▶ [What the task requires]: Below are some entries; report how many of their lines contain the word "niet", giving nothing besides the number.

=-=-=-=-=

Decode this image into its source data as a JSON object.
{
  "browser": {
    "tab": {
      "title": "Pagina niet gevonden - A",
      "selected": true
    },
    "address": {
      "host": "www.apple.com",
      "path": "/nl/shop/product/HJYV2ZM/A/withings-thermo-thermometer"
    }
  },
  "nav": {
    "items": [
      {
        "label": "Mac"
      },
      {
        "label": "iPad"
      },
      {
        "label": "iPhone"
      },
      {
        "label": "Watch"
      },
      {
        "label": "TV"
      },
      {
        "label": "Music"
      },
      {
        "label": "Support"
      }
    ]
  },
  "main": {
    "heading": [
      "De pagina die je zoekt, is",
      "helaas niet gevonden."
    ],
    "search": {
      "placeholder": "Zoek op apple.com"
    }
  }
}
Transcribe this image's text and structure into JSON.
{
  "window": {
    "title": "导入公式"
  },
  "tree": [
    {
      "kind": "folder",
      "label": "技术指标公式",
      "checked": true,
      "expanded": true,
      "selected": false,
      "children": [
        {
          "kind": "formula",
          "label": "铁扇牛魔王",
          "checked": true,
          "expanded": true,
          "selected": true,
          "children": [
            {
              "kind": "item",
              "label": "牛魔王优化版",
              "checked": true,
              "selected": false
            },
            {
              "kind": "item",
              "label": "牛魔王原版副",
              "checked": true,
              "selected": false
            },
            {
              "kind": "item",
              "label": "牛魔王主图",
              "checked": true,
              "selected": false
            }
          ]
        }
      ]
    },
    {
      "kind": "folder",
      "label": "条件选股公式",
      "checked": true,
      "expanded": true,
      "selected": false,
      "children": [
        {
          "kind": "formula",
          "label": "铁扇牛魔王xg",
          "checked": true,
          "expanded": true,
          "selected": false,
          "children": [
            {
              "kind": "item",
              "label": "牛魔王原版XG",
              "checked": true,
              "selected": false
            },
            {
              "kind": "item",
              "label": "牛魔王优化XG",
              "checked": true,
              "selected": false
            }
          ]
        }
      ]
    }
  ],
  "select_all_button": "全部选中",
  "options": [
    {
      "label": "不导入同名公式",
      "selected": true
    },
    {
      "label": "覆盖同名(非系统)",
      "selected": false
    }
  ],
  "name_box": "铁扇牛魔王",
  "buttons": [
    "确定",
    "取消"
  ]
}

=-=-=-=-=

▶ [Response box]: 2